» **DATASET**:
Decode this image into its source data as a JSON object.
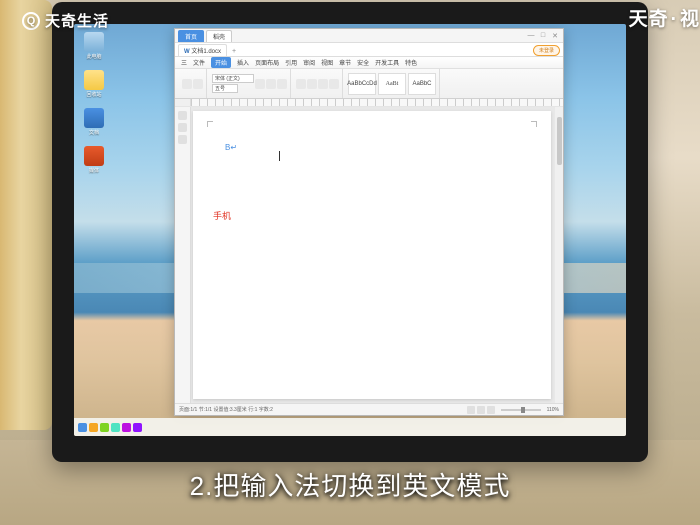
{
  "watermark": {
    "left_icon": "Q",
    "left_text": "天奇生活",
    "right_prefix": "天奇",
    "right_dot": "·",
    "right_suffix": "视"
  },
  "subtitle": "2.把输入法切换到英文模式",
  "desktop_icons": [
    {
      "label": "此电脑"
    },
    {
      "label": "回收站"
    },
    {
      "label": "文档"
    },
    {
      "label": "媒体"
    }
  ],
  "wps": {
    "home_tab": "首页",
    "other_tab": "稻壳",
    "doc_tab": "文档1.docx",
    "plus": "+",
    "login_pill": "未登录",
    "menus": [
      "三",
      "文件",
      "开始",
      "插入",
      "页面布局",
      "引用",
      "审阅",
      "视图",
      "章节",
      "安全",
      "开发工具",
      "特色"
    ],
    "font_name": "宋体 (正文)",
    "font_size": "五号",
    "style1": "AaBbCcDd",
    "style2": "AaBt",
    "style3": "AaBbC",
    "cursor_mark": "B↵",
    "red_text": "手机",
    "status_left": "页面:1/1  节:1/1  设置值:3.3厘米  行:1  字数:2",
    "zoom": "110%"
  },
  "window_controls": {
    "min": "—",
    "max": "□",
    "close": "✕"
  }
}
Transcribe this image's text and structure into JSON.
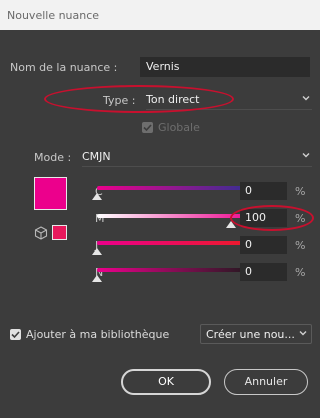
{
  "window": {
    "title": "Nouvelle nuance"
  },
  "name": {
    "label": "Nom de la nuance :",
    "value": "Vernis"
  },
  "type": {
    "label": "Type :",
    "value": "Ton direct"
  },
  "global": {
    "label": "Globale",
    "checked": true,
    "disabled": true
  },
  "mode": {
    "label": "Mode :",
    "value": "CMJN"
  },
  "swatch": {
    "color": "#ec008c",
    "preview_color": "#e8185c"
  },
  "channels": [
    {
      "label": "C",
      "value": "0",
      "unit": "%",
      "fraction": 0.0
    },
    {
      "label": "M",
      "value": "100",
      "unit": "%",
      "fraction": 1.0
    },
    {
      "label": "J",
      "value": "0",
      "unit": "%",
      "fraction": 0.0
    },
    {
      "label": "N",
      "value": "0",
      "unit": "%",
      "fraction": 0.0
    }
  ],
  "library": {
    "label": "Ajouter à ma bibliothèque",
    "checked": true,
    "dropdown_value": "Créer une nou..."
  },
  "buttons": {
    "ok": "OK",
    "cancel": "Annuler"
  },
  "colors": {
    "annotation": "#c8102e",
    "accent": "#ec008c"
  }
}
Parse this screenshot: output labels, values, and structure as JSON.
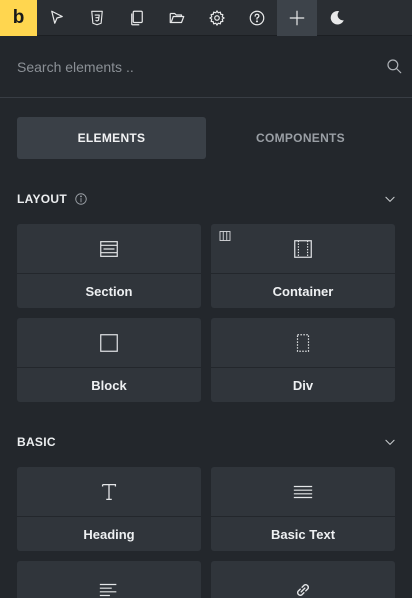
{
  "toolbar": {
    "logo": "b",
    "buttons": [
      {
        "icon": "cursor-arrow-icon"
      },
      {
        "icon": "css3-icon"
      },
      {
        "icon": "pages-icon"
      },
      {
        "icon": "folder-open-icon"
      },
      {
        "icon": "gear-icon"
      },
      {
        "icon": "help-icon"
      },
      {
        "icon": "plus-icon",
        "active": true
      },
      {
        "icon": "moon-icon"
      }
    ]
  },
  "search": {
    "placeholder": "Search elements .."
  },
  "tabs": [
    {
      "label": "ELEMENTS",
      "active": true
    },
    {
      "label": "COMPONENTS",
      "active": false
    }
  ],
  "layout": {
    "title": "LAYOUT",
    "items": [
      {
        "label": "Section",
        "icon": "section-icon"
      },
      {
        "label": "Container",
        "icon": "container-icon"
      },
      {
        "label": "Block",
        "icon": "block-icon"
      },
      {
        "label": "Div",
        "icon": "div-icon"
      }
    ]
  },
  "basic": {
    "title": "BASIC",
    "items": [
      {
        "label": "Heading",
        "icon": "heading-icon"
      },
      {
        "label": "Basic Text",
        "icon": "basic-text-icon"
      },
      {
        "label": "",
        "icon": "rich-text-icon"
      },
      {
        "label": "",
        "icon": "link-icon"
      }
    ]
  },
  "colors": {
    "accent": "#ffd64f",
    "background": "#23272c",
    "card": "#30353b"
  }
}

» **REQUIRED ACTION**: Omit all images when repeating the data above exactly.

» **RESPONSE AREA**:
Decode this image into its source data as a JSON object.
{
  "watermark": {
    "left_icon": "Q",
    "left_text": "天奇生活",
    "right_prefix": "天奇",
    "right_dot": "·",
    "right_suffix": "视"
  },
  "subtitle": "2.把输入法切换到英文模式",
  "desktop_icons": [
    {
      "label": "此电脑"
    },
    {
      "label": "回收站"
    },
    {
      "label": "文档"
    },
    {
      "label": "媒体"
    }
  ],
  "wps": {
    "home_tab": "首页",
    "other_tab": "稻壳",
    "doc_tab": "文档1.docx",
    "plus": "+",
    "login_pill": "未登录",
    "menus": [
      "三",
      "文件",
      "开始",
      "插入",
      "页面布局",
      "引用",
      "审阅",
      "视图",
      "章节",
      "安全",
      "开发工具",
      "特色"
    ],
    "font_name": "宋体 (正文)",
    "font_size": "五号",
    "style1": "AaBbCcDd",
    "style2": "AaBt",
    "style3": "AaBbC",
    "cursor_mark": "B↵",
    "red_text": "手机",
    "status_left": "页面:1/1  节:1/1  设置值:3.3厘米  行:1  字数:2",
    "zoom": "110%"
  },
  "window_controls": {
    "min": "—",
    "max": "□",
    "close": "✕"
  }
}
Transcribe this image's text and structure into JSON.
{
  "window": {
    "title": "Nouvelle nuance"
  },
  "name": {
    "label": "Nom de la nuance :",
    "value": "Vernis"
  },
  "type": {
    "label": "Type :",
    "value": "Ton direct"
  },
  "global": {
    "label": "Globale",
    "checked": true,
    "disabled": true
  },
  "mode": {
    "label": "Mode :",
    "value": "CMJN"
  },
  "swatch": {
    "color": "#ec008c",
    "preview_color": "#e8185c"
  },
  "channels": [
    {
      "label": "C",
      "value": "0",
      "unit": "%",
      "fraction": 0.0
    },
    {
      "label": "M",
      "value": "100",
      "unit": "%",
      "fraction": 1.0
    },
    {
      "label": "J",
      "value": "0",
      "unit": "%",
      "fraction": 0.0
    },
    {
      "label": "N",
      "value": "0",
      "unit": "%",
      "fraction": 0.0
    }
  ],
  "library": {
    "label": "Ajouter à ma bibliothèque",
    "checked": true,
    "dropdown_value": "Créer une nou..."
  },
  "buttons": {
    "ok": "OK",
    "cancel": "Annuler"
  },
  "colors": {
    "annotation": "#c8102e",
    "accent": "#ec008c"
  }
}
Parse this screenshot: output labels, values, and structure as JSON.
{
  "toolbar": {
    "logo": "b",
    "buttons": [
      {
        "icon": "cursor-arrow-icon"
      },
      {
        "icon": "css3-icon"
      },
      {
        "icon": "pages-icon"
      },
      {
        "icon": "folder-open-icon"
      },
      {
        "icon": "gear-icon"
      },
      {
        "icon": "help-icon"
      },
      {
        "icon": "plus-icon",
        "active": true
      },
      {
        "icon": "moon-icon"
      }
    ]
  },
  "search": {
    "placeholder": "Search elements .."
  },
  "tabs": [
    {
      "label": "ELEMENTS",
      "active": true
    },
    {
      "label": "COMPONENTS",
      "active": false
    }
  ],
  "layout": {
    "title": "LAYOUT",
    "items": [
      {
        "label": "Section",
        "icon": "section-icon"
      },
      {
        "label": "Container",
        "icon": "container-icon"
      },
      {
        "label": "Block",
        "icon": "block-icon"
      },
      {
        "label": "Div",
        "icon": "div-icon"
      }
    ]
  },
  "basic": {
    "title": "BASIC",
    "items": [
      {
        "label": "Heading",
        "icon": "heading-icon"
      },
      {
        "label": "Basic Text",
        "icon": "basic-text-icon"
      },
      {
        "label": "",
        "icon": "rich-text-icon"
      },
      {
        "label": "",
        "icon": "link-icon"
      }
    ]
  },
  "colors": {
    "accent": "#ffd64f",
    "background": "#23272c",
    "card": "#30353b"
  }
}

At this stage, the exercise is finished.